-------- Material for the task

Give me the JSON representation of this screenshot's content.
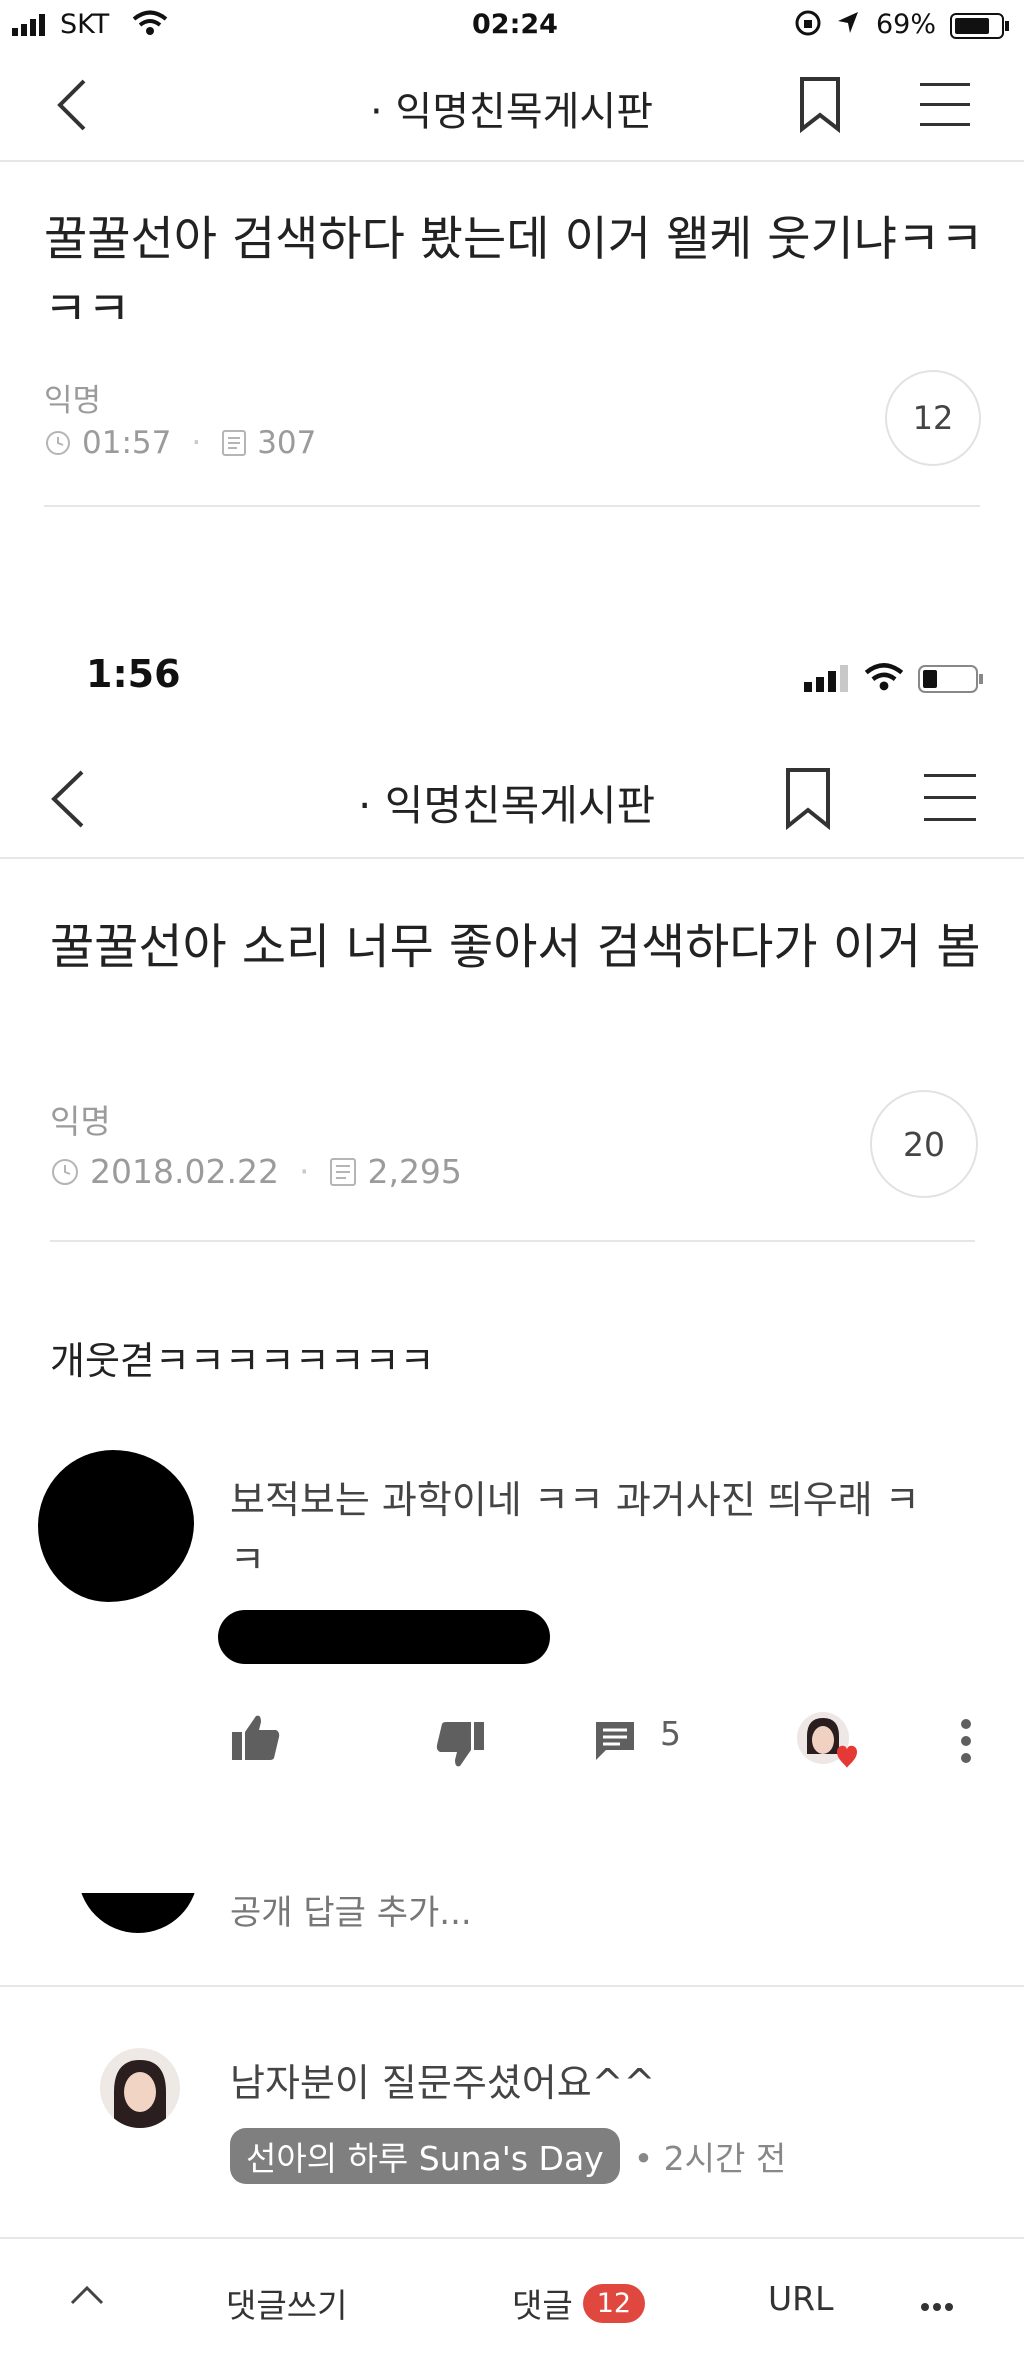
{
  "status_top": {
    "carrier": "SKT",
    "time": "02:24",
    "battery": "69%"
  },
  "nav_top": {
    "title": "· 익명친목게시판"
  },
  "post_top": {
    "title": "꿀꿀선아 검색하다 봤는데 이거 왤케 웃기냐ㅋㅋㅋㅋ",
    "author": "익명",
    "time": "01:57",
    "views": "307",
    "comments": "12"
  },
  "status_inner": {
    "time": "1:56"
  },
  "nav_inner": {
    "title": "· 익명친목게시판"
  },
  "post_inner": {
    "title": "꿀꿀선아 소리 너무 좋아서 검색하다가 이거 봄",
    "author": "익명",
    "date": "2018.02.22",
    "views": "2,295",
    "comments": "20",
    "body": "개웃겯ㅋㅋㅋㅋㅋㅋㅋㅋ"
  },
  "yt_comment": {
    "text": "보적보는 과학이네 ㅋㅋ 과거사진 띄우래 ㅋㅋ",
    "reply_count": "5",
    "partial_text": "공개 답글 추가..."
  },
  "reply": {
    "text": "남자분이 질문주셨어요^^",
    "channel": "선아의 하루 Suna's Day",
    "time": "• 2시간 전"
  },
  "tabbar": {
    "write": "댓글쓰기",
    "comments": "댓글",
    "count": "12",
    "url": "URL"
  },
  "colors": {
    "accent": "#e0473f",
    "divider": "#e6e6e6",
    "meta": "#9b9b9b"
  }
}
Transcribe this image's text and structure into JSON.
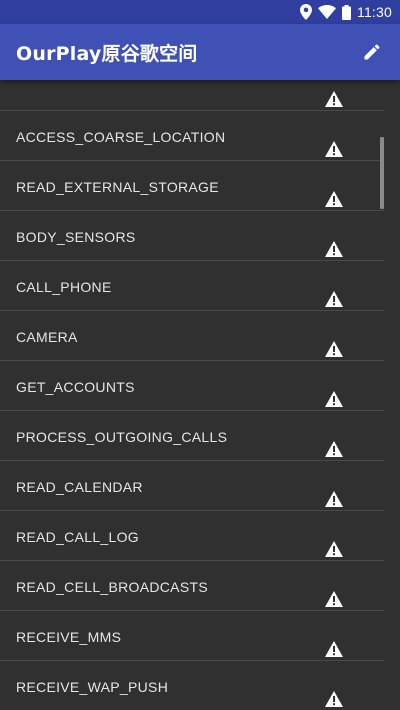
{
  "status_bar": {
    "time": "11:30"
  },
  "app_bar": {
    "title": "OurPlay原谷歌空间"
  },
  "permissions": [
    {
      "label": ""
    },
    {
      "label": "ACCESS_COARSE_LOCATION"
    },
    {
      "label": "READ_EXTERNAL_STORAGE"
    },
    {
      "label": "BODY_SENSORS"
    },
    {
      "label": "CALL_PHONE"
    },
    {
      "label": "CAMERA"
    },
    {
      "label": "GET_ACCOUNTS"
    },
    {
      "label": "PROCESS_OUTGOING_CALLS"
    },
    {
      "label": "READ_CALENDAR"
    },
    {
      "label": "READ_CALL_LOG"
    },
    {
      "label": "READ_CELL_BROADCASTS"
    },
    {
      "label": "RECEIVE_MMS"
    },
    {
      "label": "RECEIVE_WAP_PUSH"
    }
  ],
  "icons": {
    "row_icon": "warning-icon",
    "edit": "pencil-icon"
  },
  "colors": {
    "app_bar": "#3f51b5",
    "status_bar": "#303f9f",
    "background": "#303030"
  }
}
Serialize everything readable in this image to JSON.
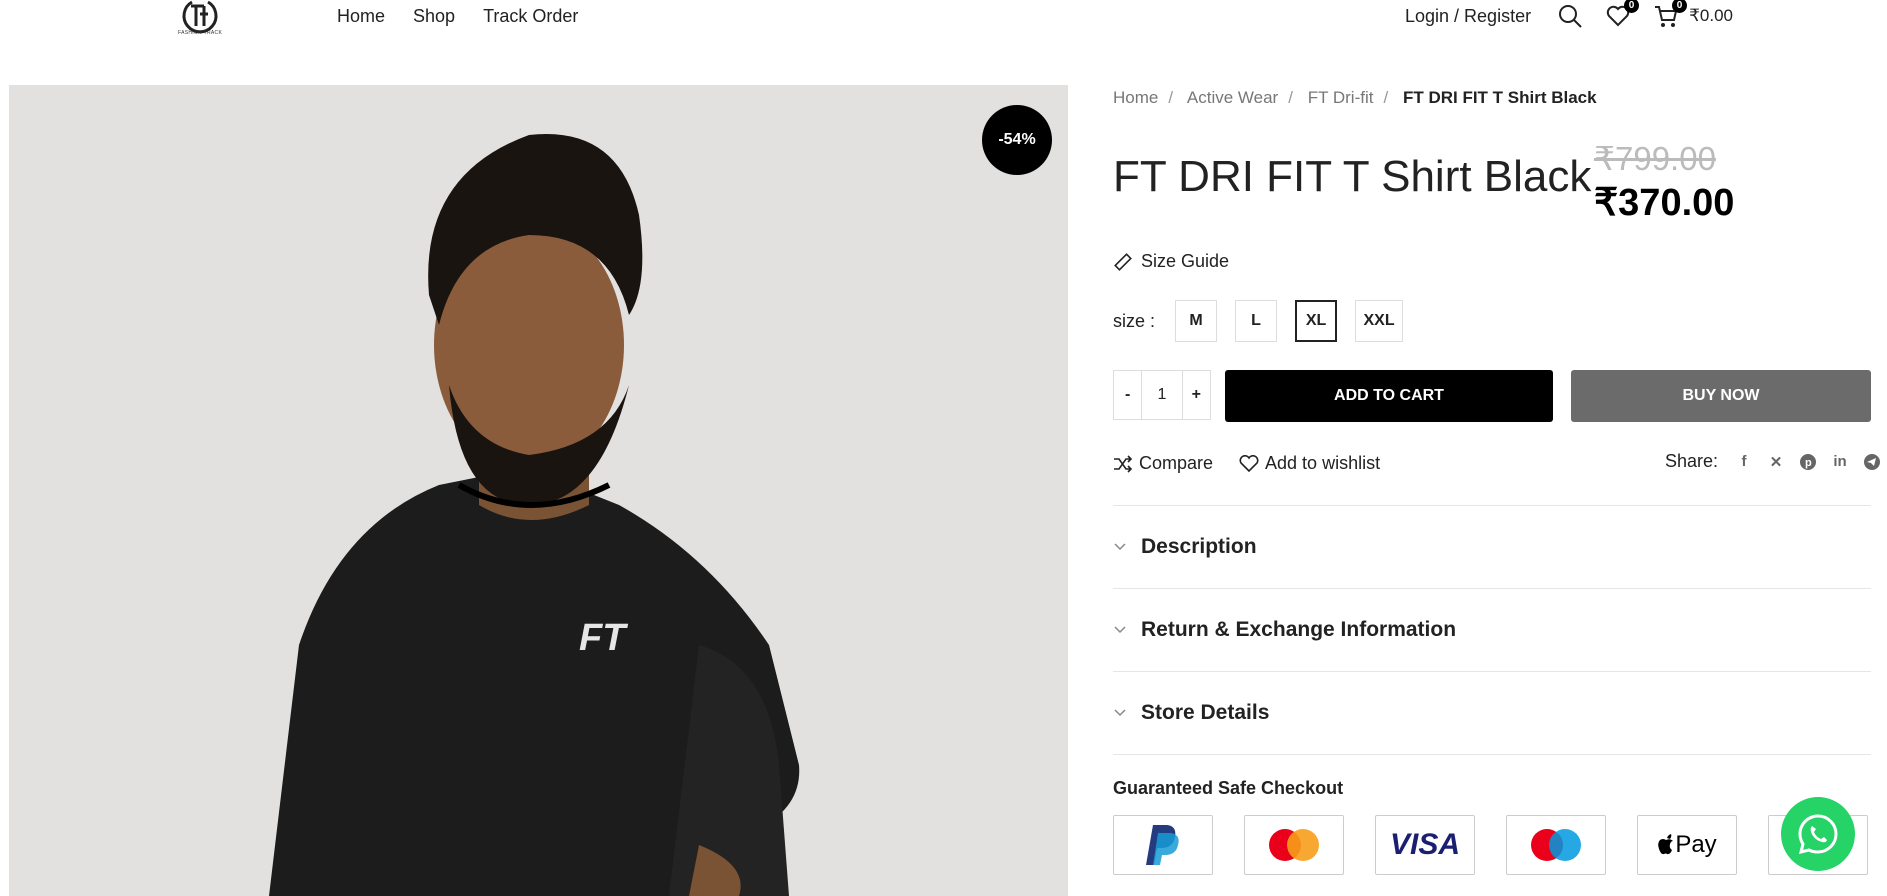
{
  "header": {
    "logo_text": "FASHION TRACK",
    "nav": [
      "Home",
      "Shop",
      "Track Order"
    ],
    "login_label": "Login / Register",
    "wishlist_count": "0",
    "cart_count": "0",
    "cart_total": "₹0.00"
  },
  "product": {
    "discount_badge": "-54%",
    "breadcrumb": [
      "Home",
      "Active Wear",
      "FT Dri-fit",
      "FT DRI FIT T Shirt Black"
    ],
    "title": "FT DRI FIT T Shirt Black",
    "old_price": "₹799.00",
    "new_price": "₹370.00",
    "size_guide_label": "Size Guide",
    "size_label": "size",
    "size_colon": ":",
    "sizes": [
      "M",
      "L",
      "XL",
      "XXL"
    ],
    "selected_size": "XL",
    "qty_minus": "-",
    "qty_value": "1",
    "qty_plus": "+",
    "add_to_cart_label": "ADD TO CART",
    "buy_now_label": "BUY NOW",
    "compare_label": "Compare",
    "wishlist_label": "Add to wishlist",
    "share_label": "Share:",
    "shirt_logo": "FT"
  },
  "accordion": [
    "Description",
    "Return & Exchange Information",
    "Store Details"
  ],
  "checkout": {
    "title": "Guaranteed Safe Checkout",
    "methods": [
      "PayPal",
      "Mastercard",
      "VISA",
      "Maestro",
      "Pay"
    ]
  },
  "colors": {
    "accent": "#000000",
    "buy_now": "#6b6b6b",
    "image_bg": "#e2e1df",
    "whatsapp": "#25d366"
  }
}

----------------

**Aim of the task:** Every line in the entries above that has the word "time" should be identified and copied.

**Answer to the problem:**
    "time": "02:24",
    "time": "01:57",
    "time": "1:56"
    "time": "• 2시간 전"
    "time": "11:30"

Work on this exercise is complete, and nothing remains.